[[ DATA FOR ANALYSIS open ]]
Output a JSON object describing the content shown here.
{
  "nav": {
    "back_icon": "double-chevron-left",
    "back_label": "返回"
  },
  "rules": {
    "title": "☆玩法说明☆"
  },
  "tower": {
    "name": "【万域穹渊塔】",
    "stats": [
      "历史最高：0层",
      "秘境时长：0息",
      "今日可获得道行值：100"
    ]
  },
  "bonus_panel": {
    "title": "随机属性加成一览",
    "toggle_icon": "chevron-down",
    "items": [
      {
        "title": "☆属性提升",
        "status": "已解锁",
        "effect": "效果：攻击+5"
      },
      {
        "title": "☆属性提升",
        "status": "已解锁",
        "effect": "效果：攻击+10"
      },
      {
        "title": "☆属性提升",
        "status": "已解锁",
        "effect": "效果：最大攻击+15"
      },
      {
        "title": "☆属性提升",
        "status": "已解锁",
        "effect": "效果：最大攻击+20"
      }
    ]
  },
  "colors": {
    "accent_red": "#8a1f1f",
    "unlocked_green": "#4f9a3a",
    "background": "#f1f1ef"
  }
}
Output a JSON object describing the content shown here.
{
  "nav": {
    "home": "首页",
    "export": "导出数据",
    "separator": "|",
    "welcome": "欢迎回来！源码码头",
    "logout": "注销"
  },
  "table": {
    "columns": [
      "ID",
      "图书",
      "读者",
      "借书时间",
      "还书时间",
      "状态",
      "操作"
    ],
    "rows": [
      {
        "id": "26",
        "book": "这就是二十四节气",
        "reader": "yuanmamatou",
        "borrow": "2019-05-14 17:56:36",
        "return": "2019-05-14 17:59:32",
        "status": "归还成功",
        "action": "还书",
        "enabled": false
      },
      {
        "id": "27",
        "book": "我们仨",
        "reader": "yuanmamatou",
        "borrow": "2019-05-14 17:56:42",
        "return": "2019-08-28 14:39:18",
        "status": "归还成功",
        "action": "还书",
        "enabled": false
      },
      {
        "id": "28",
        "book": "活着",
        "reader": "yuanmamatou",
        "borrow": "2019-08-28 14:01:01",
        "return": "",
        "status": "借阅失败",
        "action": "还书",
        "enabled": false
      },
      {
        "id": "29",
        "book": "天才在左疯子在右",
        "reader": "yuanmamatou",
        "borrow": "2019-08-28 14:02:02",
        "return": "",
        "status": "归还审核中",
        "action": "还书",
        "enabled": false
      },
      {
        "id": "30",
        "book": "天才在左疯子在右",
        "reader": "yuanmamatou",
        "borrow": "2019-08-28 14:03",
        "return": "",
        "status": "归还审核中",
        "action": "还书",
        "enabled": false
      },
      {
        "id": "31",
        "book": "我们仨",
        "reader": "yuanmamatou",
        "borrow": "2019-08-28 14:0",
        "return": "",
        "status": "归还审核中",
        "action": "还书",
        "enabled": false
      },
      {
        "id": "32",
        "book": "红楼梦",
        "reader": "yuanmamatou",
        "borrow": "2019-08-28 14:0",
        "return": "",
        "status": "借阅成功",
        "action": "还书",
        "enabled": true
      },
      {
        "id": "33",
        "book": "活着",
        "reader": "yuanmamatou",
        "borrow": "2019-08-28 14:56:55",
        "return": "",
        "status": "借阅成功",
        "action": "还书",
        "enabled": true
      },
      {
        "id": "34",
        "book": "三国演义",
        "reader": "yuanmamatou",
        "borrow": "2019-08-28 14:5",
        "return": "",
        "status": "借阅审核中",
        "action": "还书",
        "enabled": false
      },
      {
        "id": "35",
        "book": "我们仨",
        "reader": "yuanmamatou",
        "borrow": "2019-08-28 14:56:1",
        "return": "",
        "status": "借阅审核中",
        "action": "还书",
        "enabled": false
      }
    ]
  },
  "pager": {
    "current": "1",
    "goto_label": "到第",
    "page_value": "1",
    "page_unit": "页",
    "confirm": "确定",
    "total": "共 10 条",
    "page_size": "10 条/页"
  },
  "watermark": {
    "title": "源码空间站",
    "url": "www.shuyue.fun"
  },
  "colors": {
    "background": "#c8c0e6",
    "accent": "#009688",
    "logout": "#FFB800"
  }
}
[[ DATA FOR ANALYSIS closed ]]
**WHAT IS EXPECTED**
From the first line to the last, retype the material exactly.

**RESULT BELOW**
Output a JSON object describing the content shown here.
{
  "nav": {
    "back_icon": "double-chevron-left",
    "back_label": "返回"
  },
  "rules": {
    "title": "☆玩法说明☆"
  },
  "tower": {
    "name": "【万域穹渊塔】",
    "stats": [
      "历史最高：0层",
      "秘境时长：0息",
      "今日可获得道行值：100"
    ]
  },
  "bonus_panel": {
    "title": "随机属性加成一览",
    "toggle_icon": "chevron-down",
    "items": [
      {
        "title": "☆属性提升",
        "status": "已解锁",
        "effect": "效果：攻击+5"
      },
      {
        "title": "☆属性提升",
        "status": "已解锁",
        "effect": "效果：攻击+10"
      },
      {
        "title": "☆属性提升",
        "status": "已解锁",
        "effect": "效果：最大攻击+15"
      },
      {
        "title": "☆属性提升",
        "status": "已解锁",
        "effect": "效果：最大攻击+20"
      }
    ]
  },
  "colors": {
    "accent_red": "#8a1f1f",
    "unlocked_green": "#4f9a3a",
    "background": "#f1f1ef"
  }
}
Output a JSON object describing the content shown here.
{
  "nav": {
    "home": "首页",
    "export": "导出数据",
    "separator": "|",
    "welcome": "欢迎回来！源码码头",
    "logout": "注销"
  },
  "table": {
    "columns": [
      "ID",
      "图书",
      "读者",
      "借书时间",
      "还书时间",
      "状态",
      "操作"
    ],
    "rows": [
      {
        "id": "26",
        "book": "这就是二十四节气",
        "reader": "yuanmamatou",
        "borrow": "2019-05-14 17:56:36",
        "return": "2019-05-14 17:59:32",
        "status": "归还成功",
        "action": "还书",
        "enabled": false
      },
      {
        "id": "27",
        "book": "我们仨",
        "reader": "yuanmamatou",
        "borrow": "2019-05-14 17:56:42",
        "return": "2019-08-28 14:39:18",
        "status": "归还成功",
        "action": "还书",
        "enabled": false
      },
      {
        "id": "28",
        "book": "活着",
        "reader": "yuanmamatou",
        "borrow": "2019-08-28 14:01:01",
        "return": "",
        "status": "借阅失败",
        "action": "还书",
        "enabled": false
      },
      {
        "id": "29",
        "book": "天才在左疯子在右",
        "reader": "yuanmamatou",
        "borrow": "2019-08-28 14:02:02",
        "return": "",
        "status": "归还审核中",
        "action": "还书",
        "enabled": false
      },
      {
        "id": "30",
        "book": "天才在左疯子在右",
        "reader": "yuanmamatou",
        "borrow": "2019-08-28 14:03",
        "return": "",
        "status": "归还审核中",
        "action": "还书",
        "enabled": false
      },
      {
        "id": "31",
        "book": "我们仨",
        "reader": "yuanmamatou",
        "borrow": "2019-08-28 14:0",
        "return": "",
        "status": "归还审核中",
        "action": "还书",
        "enabled": false
      },
      {
        "id": "32",
        "book": "红楼梦",
        "reader": "yuanmamatou",
        "borrow": "2019-08-28 14:0",
        "return": "",
        "status": "借阅成功",
        "action": "还书",
        "enabled": true
      },
      {
        "id": "33",
        "book": "活着",
        "reader": "yuanmamatou",
        "borrow": "2019-08-28 14:56:55",
        "return": "",
        "status": "借阅成功",
        "action": "还书",
        "enabled": true
      },
      {
        "id": "34",
        "book": "三国演义",
        "reader": "yuanmamatou",
        "borrow": "2019-08-28 14:5",
        "return": "",
        "status": "借阅审核中",
        "action": "还书",
        "enabled": false
      },
      {
        "id": "35",
        "book": "我们仨",
        "reader": "yuanmamatou",
        "borrow": "2019-08-28 14:56:1",
        "return": "",
        "status": "借阅审核中",
        "action": "还书",
        "enabled": false
      }
    ]
  },
  "pager": {
    "current": "1",
    "goto_label": "到第",
    "page_value": "1",
    "page_unit": "页",
    "confirm": "确定",
    "total": "共 10 条",
    "page_size": "10 条/页"
  },
  "watermark": {
    "title": "源码空间站",
    "url": "www.shuyue.fun"
  },
  "colors": {
    "background": "#c8c0e6",
    "accent": "#009688",
    "logout": "#FFB800"
  }
}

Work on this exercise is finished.